» The task
Produce the full set of records below once more, exactly as they stand.

» Available data
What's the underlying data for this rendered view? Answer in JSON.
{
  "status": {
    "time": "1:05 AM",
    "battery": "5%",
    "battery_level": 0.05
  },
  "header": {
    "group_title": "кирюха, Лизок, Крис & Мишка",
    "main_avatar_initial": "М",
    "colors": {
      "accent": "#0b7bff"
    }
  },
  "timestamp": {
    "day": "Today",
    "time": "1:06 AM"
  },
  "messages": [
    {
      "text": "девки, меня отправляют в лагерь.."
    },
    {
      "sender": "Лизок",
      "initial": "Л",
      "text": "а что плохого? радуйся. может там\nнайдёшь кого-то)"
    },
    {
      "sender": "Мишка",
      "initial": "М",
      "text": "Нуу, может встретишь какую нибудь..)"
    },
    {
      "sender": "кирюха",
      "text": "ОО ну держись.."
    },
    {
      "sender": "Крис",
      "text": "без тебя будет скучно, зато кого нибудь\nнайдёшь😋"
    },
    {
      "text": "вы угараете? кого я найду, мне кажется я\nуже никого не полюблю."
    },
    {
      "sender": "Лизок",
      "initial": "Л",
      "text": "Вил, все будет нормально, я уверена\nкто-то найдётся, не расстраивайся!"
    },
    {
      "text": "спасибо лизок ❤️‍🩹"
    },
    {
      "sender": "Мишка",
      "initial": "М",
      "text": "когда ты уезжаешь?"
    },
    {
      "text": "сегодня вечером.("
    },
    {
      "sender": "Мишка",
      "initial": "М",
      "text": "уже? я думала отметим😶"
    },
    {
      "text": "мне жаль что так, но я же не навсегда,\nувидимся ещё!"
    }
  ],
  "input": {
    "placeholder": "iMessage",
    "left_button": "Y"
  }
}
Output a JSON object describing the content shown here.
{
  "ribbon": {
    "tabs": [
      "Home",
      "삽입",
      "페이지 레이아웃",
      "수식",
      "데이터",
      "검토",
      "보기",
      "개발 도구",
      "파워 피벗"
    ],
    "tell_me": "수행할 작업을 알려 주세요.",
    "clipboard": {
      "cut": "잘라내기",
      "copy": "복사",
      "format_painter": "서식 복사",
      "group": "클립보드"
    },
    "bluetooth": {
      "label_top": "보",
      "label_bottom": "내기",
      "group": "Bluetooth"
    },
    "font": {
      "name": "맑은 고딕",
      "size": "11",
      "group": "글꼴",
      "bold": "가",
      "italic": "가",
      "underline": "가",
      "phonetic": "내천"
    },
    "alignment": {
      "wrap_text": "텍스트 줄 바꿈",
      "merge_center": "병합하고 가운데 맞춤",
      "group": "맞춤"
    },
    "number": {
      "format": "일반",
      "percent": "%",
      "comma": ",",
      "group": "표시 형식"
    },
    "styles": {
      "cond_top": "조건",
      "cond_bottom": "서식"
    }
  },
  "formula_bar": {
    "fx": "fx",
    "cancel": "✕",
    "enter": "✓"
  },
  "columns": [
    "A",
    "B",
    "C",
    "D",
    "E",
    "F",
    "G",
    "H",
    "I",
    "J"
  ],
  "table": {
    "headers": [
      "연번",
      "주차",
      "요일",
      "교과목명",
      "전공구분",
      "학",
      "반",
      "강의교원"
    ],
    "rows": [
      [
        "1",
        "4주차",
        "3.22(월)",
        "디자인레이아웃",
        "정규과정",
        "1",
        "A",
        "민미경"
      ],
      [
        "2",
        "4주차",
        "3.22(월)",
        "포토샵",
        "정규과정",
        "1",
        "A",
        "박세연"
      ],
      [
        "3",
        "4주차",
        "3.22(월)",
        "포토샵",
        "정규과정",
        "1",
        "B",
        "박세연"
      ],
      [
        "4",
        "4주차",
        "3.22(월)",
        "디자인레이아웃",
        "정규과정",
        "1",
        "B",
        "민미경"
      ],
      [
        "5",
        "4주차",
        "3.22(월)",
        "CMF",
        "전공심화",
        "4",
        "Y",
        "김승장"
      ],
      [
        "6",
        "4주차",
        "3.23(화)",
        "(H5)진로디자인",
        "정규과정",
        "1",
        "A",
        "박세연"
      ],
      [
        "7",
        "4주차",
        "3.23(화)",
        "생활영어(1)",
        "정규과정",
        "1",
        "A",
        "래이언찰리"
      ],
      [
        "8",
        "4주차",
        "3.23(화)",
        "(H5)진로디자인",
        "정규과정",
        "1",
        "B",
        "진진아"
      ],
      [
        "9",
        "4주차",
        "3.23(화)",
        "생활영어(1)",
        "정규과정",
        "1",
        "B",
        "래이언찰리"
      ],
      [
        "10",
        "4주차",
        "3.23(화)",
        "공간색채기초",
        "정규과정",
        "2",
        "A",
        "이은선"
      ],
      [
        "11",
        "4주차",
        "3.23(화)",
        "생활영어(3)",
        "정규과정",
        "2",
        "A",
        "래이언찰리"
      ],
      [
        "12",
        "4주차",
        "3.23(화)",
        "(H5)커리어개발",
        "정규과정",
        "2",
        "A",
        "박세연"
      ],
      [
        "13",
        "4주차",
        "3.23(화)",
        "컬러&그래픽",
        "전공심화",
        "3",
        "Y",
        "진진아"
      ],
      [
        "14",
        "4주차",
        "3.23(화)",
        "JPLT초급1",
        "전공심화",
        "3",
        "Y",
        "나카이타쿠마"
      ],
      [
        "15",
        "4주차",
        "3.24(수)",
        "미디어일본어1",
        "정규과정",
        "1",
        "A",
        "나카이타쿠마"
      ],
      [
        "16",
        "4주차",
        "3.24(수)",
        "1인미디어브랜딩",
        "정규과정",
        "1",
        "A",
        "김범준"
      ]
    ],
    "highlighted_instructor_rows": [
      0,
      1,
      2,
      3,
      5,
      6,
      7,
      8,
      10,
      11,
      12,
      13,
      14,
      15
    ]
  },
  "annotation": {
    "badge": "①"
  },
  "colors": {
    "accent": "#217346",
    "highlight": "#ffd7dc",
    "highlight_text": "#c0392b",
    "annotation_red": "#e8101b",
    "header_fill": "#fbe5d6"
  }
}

» Written solution
What's the underlying data for this rendered view? Answer in JSON.
{
  "status": {
    "time": "1:05 AM",
    "battery": "5%",
    "battery_level": 0.05
  },
  "header": {
    "group_title": "кирюха, Лизок, Крис & Мишка",
    "main_avatar_initial": "М",
    "colors": {
      "accent": "#0b7bff"
    }
  },
  "timestamp": {
    "day": "Today",
    "time": "1:06 AM"
  },
  "messages": [
    {
      "text": "девки, меня отправляют в лагерь.."
    },
    {
      "sender": "Лизок",
      "initial": "Л",
      "text": "а что плохого? радуйся. может там\nнайдёшь кого-то)"
    },
    {
      "sender": "Мишка",
      "initial": "М",
      "text": "Нуу, может встретишь какую нибудь..)"
    },
    {
      "sender": "кирюха",
      "text": "ОО ну держись.."
    },
    {
      "sender": "Крис",
      "text": "без тебя будет скучно, зато кого нибудь\nнайдёшь😋"
    },
    {
      "text": "вы угараете? кого я найду, мне кажется я\nуже никого не полюблю."
    },
    {
      "sender": "Лизок",
      "initial": "Л",
      "text": "Вил, все будет нормально, я уверена\nкто-то найдётся, не расстраивайся!"
    },
    {
      "text": "спасибо лизок ❤️‍🩹"
    },
    {
      "sender": "Мишка",
      "initial": "М",
      "text": "когда ты уезжаешь?"
    },
    {
      "text": "сегодня вечером.("
    },
    {
      "sender": "Мишка",
      "initial": "М",
      "text": "уже? я думала отметим😶"
    },
    {
      "text": "мне жаль что так, но я же не навсегда,\nувидимся ещё!"
    }
  ],
  "input": {
    "placeholder": "iMessage",
    "left_button": "Y"
  }
}
Output a JSON object describing the content shown here.
{
  "ribbon": {
    "tabs": [
      "Home",
      "삽입",
      "페이지 레이아웃",
      "수식",
      "데이터",
      "검토",
      "보기",
      "개발 도구",
      "파워 피벗"
    ],
    "tell_me": "수행할 작업을 알려 주세요.",
    "clipboard": {
      "cut": "잘라내기",
      "copy": "복사",
      "format_painter": "서식 복사",
      "group": "클립보드"
    },
    "bluetooth": {
      "label_top": "보",
      "label_bottom": "내기",
      "group": "Bluetooth"
    },
    "font": {
      "name": "맑은 고딕",
      "size": "11",
      "group": "글꼴",
      "bold": "가",
      "italic": "가",
      "underline": "가",
      "phonetic": "내천"
    },
    "alignment": {
      "wrap_text": "텍스트 줄 바꿈",
      "merge_center": "병합하고 가운데 맞춤",
      "group": "맞춤"
    },
    "number": {
      "format": "일반",
      "percent": "%",
      "comma": ",",
      "group": "표시 형식"
    },
    "styles": {
      "cond_top": "조건",
      "cond_bottom": "서식"
    }
  },
  "formula_bar": {
    "fx": "fx",
    "cancel": "✕",
    "enter": "✓"
  },
  "columns": [
    "A",
    "B",
    "C",
    "D",
    "E",
    "F",
    "G",
    "H",
    "I",
    "J"
  ],
  "table": {
    "headers": [
      "연번",
      "주차",
      "요일",
      "교과목명",
      "전공구분",
      "학",
      "반",
      "강의교원"
    ],
    "rows": [
      [
        "1",
        "4주차",
        "3.22(월)",
        "디자인레이아웃",
        "정규과정",
        "1",
        "A",
        "민미경"
      ],
      [
        "2",
        "4주차",
        "3.22(월)",
        "포토샵",
        "정규과정",
        "1",
        "A",
        "박세연"
      ],
      [
        "3",
        "4주차",
        "3.22(월)",
        "포토샵",
        "정규과정",
        "1",
        "B",
        "박세연"
      ],
      [
        "4",
        "4주차",
        "3.22(월)",
        "디자인레이아웃",
        "정규과정",
        "1",
        "B",
        "민미경"
      ],
      [
        "5",
        "4주차",
        "3.22(월)",
        "CMF",
        "전공심화",
        "4",
        "Y",
        "김승장"
      ],
      [
        "6",
        "4주차",
        "3.23(화)",
        "(H5)진로디자인",
        "정규과정",
        "1",
        "A",
        "박세연"
      ],
      [
        "7",
        "4주차",
        "3.23(화)",
        "생활영어(1)",
        "정규과정",
        "1",
        "A",
        "래이언찰리"
      ],
      [
        "8",
        "4주차",
        "3.23(화)",
        "(H5)진로디자인",
        "정규과정",
        "1",
        "B",
        "진진아"
      ],
      [
        "9",
        "4주차",
        "3.23(화)",
        "생활영어(1)",
        "정규과정",
        "1",
        "B",
        "래이언찰리"
      ],
      [
        "10",
        "4주차",
        "3.23(화)",
        "공간색채기초",
        "정규과정",
        "2",
        "A",
        "이은선"
      ],
      [
        "11",
        "4주차",
        "3.23(화)",
        "생활영어(3)",
        "정규과정",
        "2",
        "A",
        "래이언찰리"
      ],
      [
        "12",
        "4주차",
        "3.23(화)",
        "(H5)커리어개발",
        "정규과정",
        "2",
        "A",
        "박세연"
      ],
      [
        "13",
        "4주차",
        "3.23(화)",
        "컬러&그래픽",
        "전공심화",
        "3",
        "Y",
        "진진아"
      ],
      [
        "14",
        "4주차",
        "3.23(화)",
        "JPLT초급1",
        "전공심화",
        "3",
        "Y",
        "나카이타쿠마"
      ],
      [
        "15",
        "4주차",
        "3.24(수)",
        "미디어일본어1",
        "정규과정",
        "1",
        "A",
        "나카이타쿠마"
      ],
      [
        "16",
        "4주차",
        "3.24(수)",
        "1인미디어브랜딩",
        "정규과정",
        "1",
        "A",
        "김범준"
      ]
    ],
    "highlighted_instructor_rows": [
      0,
      1,
      2,
      3,
      5,
      6,
      7,
      8,
      10,
      11,
      12,
      13,
      14,
      15
    ]
  },
  "annotation": {
    "badge": "①"
  },
  "colors": {
    "accent": "#217346",
    "highlight": "#ffd7dc",
    "highlight_text": "#c0392b",
    "annotation_red": "#e8101b",
    "header_fill": "#fbe5d6"
  }
}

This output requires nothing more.